With the collapse of France, Chamberlain resigns and Churchill becomes Prime Minister to rally the country after Dunkirk. The key Labour ministers in the government are Ernest Bevan and Clement Atlee. Their long term goals are to bring socialism to Great Britain. They succeed in 1945 so much so that their policies hold back the country for the next 30 years. (My comment, not the author’s.) Churchill’s goal is to preserve the British Empire; at this he fails. He also fails in the sense the liberal reform wing of the Conservative Party headed by Eden and Macmillan end up in control. Nevertheless he certainly wins the main fight in defeating the Nazis.

Todman has given us an excellent work of history and for the real history buff I highly recommend it, a little less so for the average lay reader.

Friday, January 20, 2017

President Trump: A New Age of Jackson?

President Trump, I never thought I would be saying it, but here we are. President Trump's inaugural address was not that of a traditional Republican; it was Jacksonian in style and substance with a flat out attack on the D.C. establishment of both parties. It was protectionist and nationalist. Gone was the outspoken internationalism of President Obama. He was speaking to his base, and unlike former inaugurals it was more a campaign speech than being broad and unifying. But then again Andrew Jackson's inaugural was far from unifying and it signaled a new age. 

The one fly in the Jacksonian ointment is that the new administration is populated with billionaires and Wall Street types. Whether this administration delivers to its populist base remains to be seen. Furthermore if Trump is going to govern the way he campaigned the stock market will be littered with a series of disappointments.

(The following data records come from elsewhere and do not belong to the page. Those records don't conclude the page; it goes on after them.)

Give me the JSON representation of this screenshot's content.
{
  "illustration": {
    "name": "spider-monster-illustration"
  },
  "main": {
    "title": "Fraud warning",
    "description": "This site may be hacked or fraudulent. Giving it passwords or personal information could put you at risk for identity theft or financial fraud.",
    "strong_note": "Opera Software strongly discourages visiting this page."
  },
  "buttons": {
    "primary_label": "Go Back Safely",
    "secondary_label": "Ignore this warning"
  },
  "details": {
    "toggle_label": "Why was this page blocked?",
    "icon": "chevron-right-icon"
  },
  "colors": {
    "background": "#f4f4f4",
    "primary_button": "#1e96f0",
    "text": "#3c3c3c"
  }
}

Nevertheless my best guess is that in four years time his fervent supporters will be disappointed and his critics worst fears will not be realized. Meantime I won't be surprised to see a foreign policy crisis emerge within his first 100 days. Stay tuned.